Two pioneering female journalists travel like it's 1889 in Matthew Goodman's engaging new book, Eighty Days.If the contestants on The Amazing Race think they have it tough, they ought to read Eighty Days: Nellie Bly and Elizabeth Bisland’s History-Making Race Around the World (Ballantine, $28). The new book by Matthew Goodman takes readers on a riveting ride back to 1889 for the original amazing race.
Bly and Bisland were pioneering journalists and something of celebrities as they circled the globe in opposite directions for competing publications: Bly eastbound for Joseph Pulitzer’s New York World newspaper, Bisland westbound for The Cosmopolitan magazine. Their goal: not only to beat the other but to best the pace set in Jules Verne’s best-selling novel Around the World in 80 Days.
“Joseph Pulitzer rightly understood that the idea of a ‘spunky’ young woman racing around the world to try to beat this famous fictional mark would do wonders for circulation,” Goodman tells American Way. Indeed, readers submitted more than 927,000 entries for the Nellie Bly Guessing Match, which awarded a first-class European trip for guessing the precise duration of Bly’s trip. (No spoilers here; read the book to learn which woman won and in what time.)
Readers will empathize with the timeless travel woes Bly and Bisland endured.
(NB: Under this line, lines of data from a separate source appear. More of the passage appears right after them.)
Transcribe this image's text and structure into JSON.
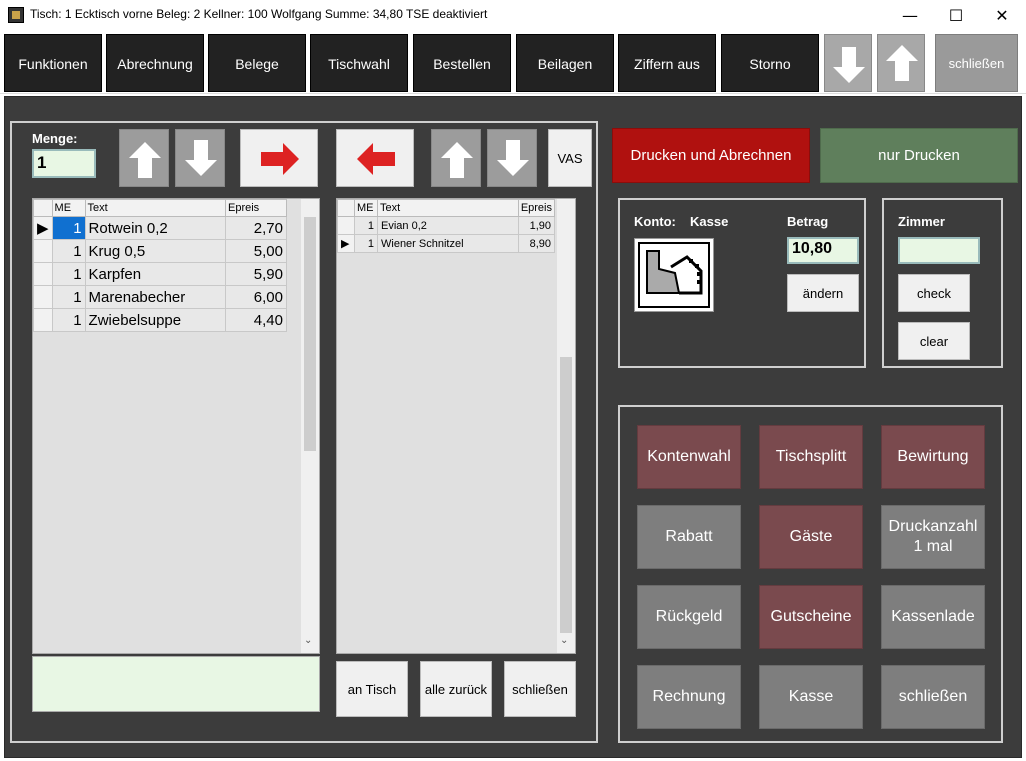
{
  "window": {
    "title": "Tisch: 1 Ecktisch vorne  Beleg: 2  Kellner: 100 Wolfgang  Summe: 34,80  TSE deaktiviert",
    "minimize": "—",
    "maximize": "☐",
    "close": "✕"
  },
  "toolbar": {
    "items": [
      "Funktionen",
      "Abrechnung",
      "Belege",
      "Tischwahl",
      "Bestellen",
      "Beilagen",
      "Ziffern aus",
      "Storno"
    ],
    "close_label": "schließen"
  },
  "left_panel": {
    "menge_label": "Menge:",
    "menge_value": "1",
    "vas_label": "VAS",
    "grid_left": {
      "headers": [
        "ME",
        "Text",
        "Epreis"
      ],
      "rows": [
        {
          "me": "1",
          "text": "Rotwein 0,2",
          "price": "2,70"
        },
        {
          "me": "1",
          "text": "Krug 0,5",
          "price": "5,00"
        },
        {
          "me": "1",
          "text": "Karpfen",
          "price": "5,90"
        },
        {
          "me": "1",
          "text": "Marenabecher",
          "price": "6,00"
        },
        {
          "me": "1",
          "text": "Zwiebelsuppe",
          "price": "4,40"
        }
      ]
    },
    "grid_right": {
      "headers": [
        "ME",
        "Text",
        "Epreis"
      ],
      "rows": [
        {
          "me": "1",
          "text": "Evian 0,2",
          "price": "1,90"
        },
        {
          "me": "1",
          "text": "Wiener Schnitzel",
          "price": "8,90"
        }
      ]
    },
    "buttons": {
      "an_tisch": "an Tisch",
      "alle_zurueck": "alle zurück",
      "schliessen": "schließen"
    }
  },
  "right_panel": {
    "print_and_bill": "Drucken und Abrechnen",
    "print_only": "nur Drucken",
    "konto_label": "Konto:",
    "konto_value": "Kasse",
    "betrag_label": "Betrag",
    "betrag_value": "10,80",
    "aendern": "ändern",
    "zimmer_label": "Zimmer",
    "zimmer_value": "",
    "check": "check",
    "clear": "clear",
    "actions": [
      {
        "label": "Kontenwahl",
        "style": "maroon"
      },
      {
        "label": "Tischsplitt",
        "style": "maroon"
      },
      {
        "label": "Bewirtung",
        "style": "maroon"
      },
      {
        "label": "Rabatt",
        "style": "gray"
      },
      {
        "label": "Gäste",
        "style": "maroon"
      },
      {
        "label": "Druckanzahl\n1 mal",
        "style": "gray"
      },
      {
        "label": "Rückgeld",
        "style": "gray"
      },
      {
        "label": "Gutscheine",
        "style": "maroon"
      },
      {
        "label": "Kassenlade",
        "style": "gray"
      },
      {
        "label": "Rechnung",
        "style": "gray"
      },
      {
        "label": "Kasse",
        "style": "gray"
      },
      {
        "label": "schließen",
        "style": "gray"
      }
    ]
  },
  "colors": {
    "background": "#3c3c3c",
    "primary_red": "#b0110f",
    "primary_green": "#5f7f5c",
    "maroon": "#7a4a4e",
    "gray": "#7e7e7e"
  }
}
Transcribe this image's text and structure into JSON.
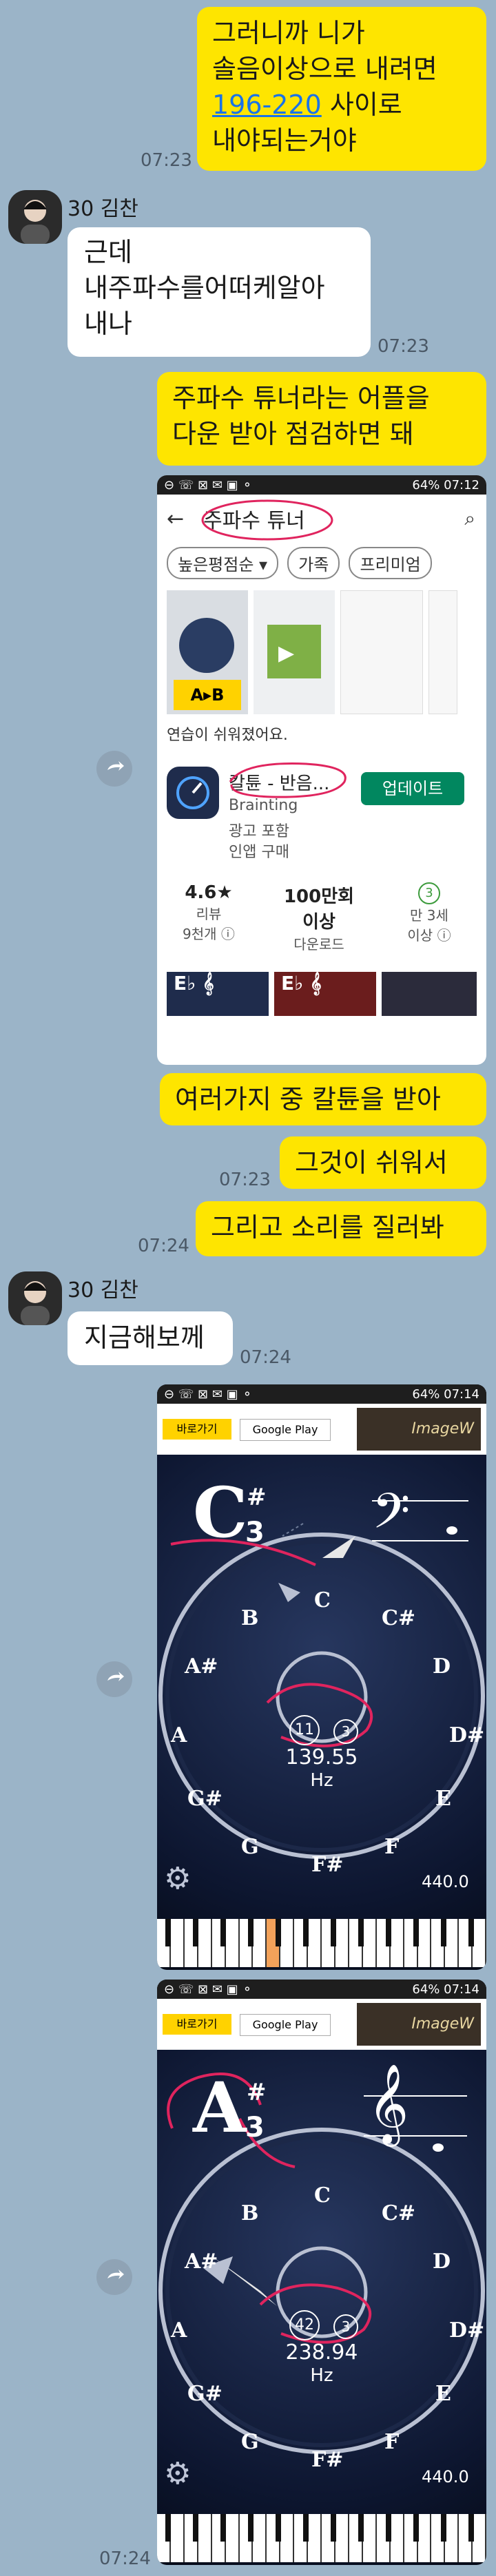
{
  "messages": {
    "m1": {
      "text_l1": "그러니까 니가",
      "text_l2": "솔음이상으로 내려면",
      "link": "196-220",
      "text_l3_rest": " 사이로",
      "text_l4": "내야되는거야",
      "time": "07:23"
    },
    "sender_name": "30 김찬",
    "m2": {
      "text_l1": "근데",
      "text_l2": "내주파수를어떠케알아",
      "text_l3": "내나",
      "time": "07:23"
    },
    "m3": {
      "text_l1": "주파수 튜너라는 어플을",
      "text_l2": "다운 받아 점검하면 돼"
    },
    "m4": {
      "text": "여러가지 중 칼튠을 받아"
    },
    "m5": {
      "text": "그것이 쉬워서",
      "time": "07:23"
    },
    "m6": {
      "text": "그리고 소리를 질러봐",
      "time": "07:24"
    },
    "m7": {
      "text": "지금해보께",
      "time": "07:24"
    },
    "final_time": "07:24"
  },
  "store_screenshot": {
    "status_right": "64% 07:12",
    "search_query": "주파수 튜너",
    "filters": [
      "높은평점순 ▾",
      "가족",
      "프리미엄"
    ],
    "promo_text": "연습이 쉬워졌어요.",
    "app_name": "칼튠 - 반음...",
    "developer": "Brainting",
    "meta1": "광고 포함",
    "meta2": "인앱 구매",
    "update_button": "업데이트",
    "rating": "4.6★",
    "rating_label": "리뷰",
    "reviews": "9천개 ⓘ",
    "downloads": "100만회",
    "downloads_l2": "이상",
    "downloads_label": "다운로드",
    "age_badge": "3",
    "age_label": "만 3세",
    "age_label2": "이상 ⓘ"
  },
  "tuner1": {
    "status_right": "64% 07:14",
    "ad_button": "바로가기",
    "ad_store": "Google Play",
    "ad_brand": "ImageW",
    "note": "C",
    "octave": "3",
    "sharp": "#",
    "cents": "11",
    "badge": "3",
    "freq": "139.55",
    "unit": "Hz",
    "ref": "440.0"
  },
  "tuner2": {
    "status_right": "64% 07:14",
    "ad_button": "바로가기",
    "ad_store": "Google Play",
    "ad_brand": "ImageW",
    "note": "A",
    "octave": "3",
    "sharp": "#",
    "cents": "42",
    "badge": "3",
    "freq": "238.94",
    "unit": "Hz",
    "ref": "440.0"
  },
  "dial_labels": {
    "C": "C",
    "Cs": "C#",
    "D": "D",
    "Ds": "D#",
    "E": "E",
    "F": "F",
    "Fs": "F#",
    "G": "G",
    "Gs": "G#",
    "A": "A",
    "As": "A#",
    "B": "B"
  },
  "colors": {
    "chat_bg": "#9bb4c8",
    "bubble_yellow": "#fee500",
    "install_green": "#01875f",
    "annotation": "#e0245e"
  }
}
Yet these women also found inspiration in their exotic ports of call, which spanned from Hong Kong and Calais, France, to Ceylon (now Sri Lanka). Readers will too; Goodman’s 18 months of meticulous research and his compelling narrative nonfiction bring their stories to life in vivid period detail.
For all the fanfare, however, the women’s fame quickly faded, their feat largely forgotten by history. Goodman hopes Eighty Days will remedy that.
“The race was dismissed as little more than a publicity stunt,” he says. “People haven’t really understood it as a window into the culture of the time. It reveals so much in terms of the changing role of women in society and in journalism, the newborn culture of celebrity, the impact of technology, even the changing role of the U.S. in the world. All of these big issues are marvelously revealed through this particular little story.”